Why do men and women exist? Why are there not just…people? Peace, dear reader—I’m not channelling Yoko Ono’s Twitter feed here, but addressing the biological question of why so many creatures (but not all!) are divided into male and female.

The simplest way to reproduce is to just make an identical copy of yourself. This is mainly how bacteria, the oldest and most numerous organisms on the planet, get it done. But plenty of more complex beings, such as plants and animals, can reproduce the same way, through cuttings, budding or other similar means. This asexual sort of reproduction has many advantages—there’s no need to wander around searching for a mate and all one’s tried-and-true genes get passed on, instead of taking a chance and ending up mixed and matched with some rando’s janky DNA.

Asexual reproduction does not result in absolutely unvarying organisms—there’s inherent randomness in the biochemical processes governing life and errant radiation or chemicals can also come by and scramble things. These generate genetic variation, on which the evolutionary processes of selection and drift can act. But this way is slow and conditions, whether they are climatic or pathogenic, can change fast. When a new critter comes along that wants to hitch a ride on you/feed on you/liquefy you from the inside out, it would helpful to have the tools to deal with it sooner rather than later.
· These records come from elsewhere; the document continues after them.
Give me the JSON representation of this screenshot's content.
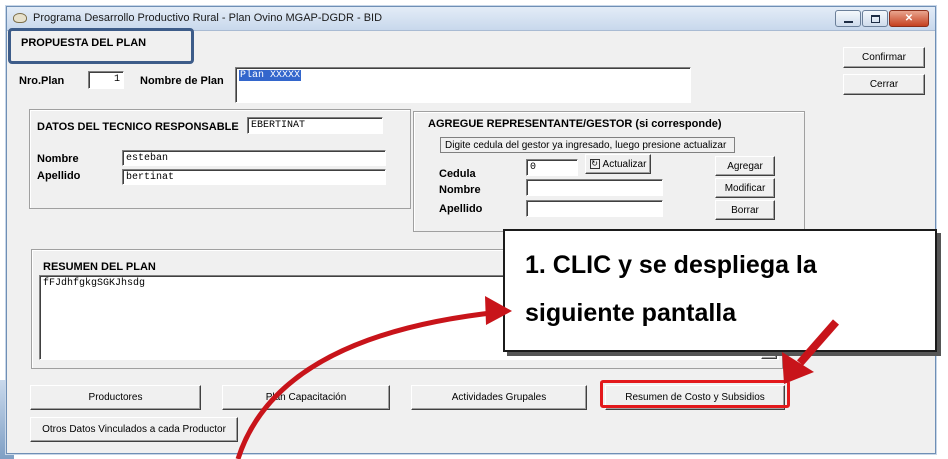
{
  "window": {
    "title": "Programa Desarrollo Productivo Rural - Plan Ovino  MGAP-DGDR - BID",
    "header_label": "PROPUESTA DEL PLAN"
  },
  "actions": {
    "confirm": "Confirmar",
    "close": "Cerrar"
  },
  "plan": {
    "nro_label": "Nro.Plan",
    "nro_value": "1",
    "nombre_label": "Nombre de Plan",
    "nombre_value": "Plan XXXXX"
  },
  "tecnico": {
    "title": "DATOS DEL TECNICO RESPONSABLE",
    "user": "EBERTINAT",
    "nombre_label": "Nombre",
    "nombre_value": "esteban",
    "apellido_label": "Apellido",
    "apellido_value": "bertinat"
  },
  "representante": {
    "title": "AGREGUE REPRESENTANTE/GESTOR (si corresponde)",
    "hint": "Digite cedula del gestor ya ingresado, luego presione actualizar",
    "cedula_label": "Cedula",
    "cedula_value": "0",
    "actualizar_label": "Actualizar",
    "nombre_label": "Nombre",
    "nombre_value": "",
    "apellido_label": "Apellido",
    "apellido_value": "",
    "agregar": "Agregar",
    "modificar": "Modificar",
    "borrar": "Borrar"
  },
  "resumen": {
    "title": "RESUMEN DEL PLAN",
    "text": "fFJdhfgkgSGKJhsdg"
  },
  "bottom_buttons": {
    "productores": "Productores",
    "capacitacion": "Plan Capacitación",
    "actividades": "Actividades Grupales",
    "costo": "Resumen de Costo y Subsidios",
    "otros": "Otros Datos Vinculados a cada Productor"
  },
  "annotation": {
    "line1": "1. CLIC y se despliega la",
    "line2": "siguiente pantalla"
  },
  "colors": {
    "highlight": "#e3191c",
    "header_box": "#3d5c89",
    "selection": "#3366cc"
  }
}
This is where grabbing some DNA from another individual of your species can come in handy—they just might have what you need to fend this threat off. This is sexual reproduction. Continue reading